Wednesday, October 7, 2015

Thousand Acre Marsh, Delaware


View north across the marsh.  Bridge at far right bears Del. Rte. 9 over the C&D Canal
I attended the Third Annual Delaware River Watershed Forum at the University of Delaware in Newark, Delaware over the last two days.  The first day's activities included a field trip to one of five sites along the Delaware Estuary to see conservation and restoration projects. I chose to visit Thousand Acre Marsh.  This extensive freshwater wetland is a well-known birding destination that is at risk for a wide range of impacts due to sea level rise.

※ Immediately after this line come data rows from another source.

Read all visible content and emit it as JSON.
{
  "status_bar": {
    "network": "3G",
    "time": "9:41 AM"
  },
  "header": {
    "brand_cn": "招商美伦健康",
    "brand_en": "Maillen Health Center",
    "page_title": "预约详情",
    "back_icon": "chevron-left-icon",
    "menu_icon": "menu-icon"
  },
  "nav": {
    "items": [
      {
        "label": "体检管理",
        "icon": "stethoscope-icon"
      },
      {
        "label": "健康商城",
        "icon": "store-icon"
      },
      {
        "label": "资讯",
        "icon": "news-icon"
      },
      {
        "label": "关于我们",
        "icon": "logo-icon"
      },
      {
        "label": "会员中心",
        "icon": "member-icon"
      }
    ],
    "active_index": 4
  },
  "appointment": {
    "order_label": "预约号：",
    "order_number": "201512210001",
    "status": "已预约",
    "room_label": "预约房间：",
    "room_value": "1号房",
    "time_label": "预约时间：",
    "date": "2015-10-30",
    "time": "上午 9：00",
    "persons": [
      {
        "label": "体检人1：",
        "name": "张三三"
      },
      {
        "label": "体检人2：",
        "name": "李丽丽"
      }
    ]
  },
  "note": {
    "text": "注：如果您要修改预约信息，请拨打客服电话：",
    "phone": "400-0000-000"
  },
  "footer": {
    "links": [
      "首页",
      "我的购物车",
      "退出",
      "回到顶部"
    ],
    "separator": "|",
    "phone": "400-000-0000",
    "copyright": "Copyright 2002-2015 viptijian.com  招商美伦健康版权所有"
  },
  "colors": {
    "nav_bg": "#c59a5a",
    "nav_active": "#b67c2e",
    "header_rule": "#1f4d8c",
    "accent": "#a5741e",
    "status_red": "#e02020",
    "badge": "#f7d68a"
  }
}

The marsh is a freshwater impoundment located in the southwest corner of the intersection of the Chesapeake & Delaware Canal and the Delaware Bay.  The northern levee of the marsh (along the canal) was created when the C&D Canal was dug, and the eastern levee (along Delaware Bay) was created to protect the right-of-way of Delaware Route 9, which hugs the bay shore. 
A ship eastbound from the Chesapeake to the Delaware Bay in the C&D Canal
Representatives from the Delaware Department of Natural Resources and Environmental Control informed our group about the efforts of a multi-agency partnership to expand habitat and bolster ecotourism while addressing the failing bay shore levee and combating the expansion of invasive phragmites reeds. 
Tour group at the water level control structure on the failing bay shore levee
Best feature of the tour:  I added a new bird to my life list, a Little Blue Heron!  In addition, there were more Bald Eagles flying here than I have seen anywhere else except in Alaska; most were immature.

Salem Nuclear Power Plant in Salem, NJ directly across Delaware Bay

6 comments:

packrat said...

Blue Heron, good. Bald Eagles, good. Cooling tower, bad.

From your photo the group at the event seemed fairly substantial.

Mark P said...

Pretty cool looking. So, is this whole wetland area manmade?

Scott said...

Packrat: Earlier that morning, we'd had a session about water consumption from the Delaware River watershed. The speaker noted that thermoelectric generation (e.g., coal-fired, gas-fired, and nuclear power plants) uses tremendous quantities of water, but the speaker specifically mentioned that the Salem nuclear plant uses a once-through cooling system that does not consume (e.g., evaporate) water from the river. So, I was surprised to see the ominous cooling tower with billowing clouds of steam. Looked pretty "consumptive" to me.

Scott said...

Mark: Before all the alterations, there would have been brackish marshes lining the bay, and the marshes would have been threaded through with tidal guts and channels. I think that early settlers probably diked the land first so that they could control water levels and use the land for productive purposes (i.e., agriculture). When the canal was dug and the bay shore highway built, the marshes were permanently isolated from the bay. It's a shame.

robin andrea said...

How wonderful to see a Little Blue Heron! I would love to see one of those. It's been a very long time since I've seen Bald Eagle. When we were living in Port Townsend, WA on the Olympic Peninsula, we saw eagles everyday. Since we've moved back to California, I've only seen one Bald Eagle in the seven years we've been back. Interesting reading about the wetlands. We humans have sure left our mark, haven't we.

Scott said...

Robin Andrea: Kali was sure we had seen Little Blue Herons when we lived in Florida, but I wasn't so positive; it turned out I was right. They eluded us for the seven years we lived in the Sunshine State.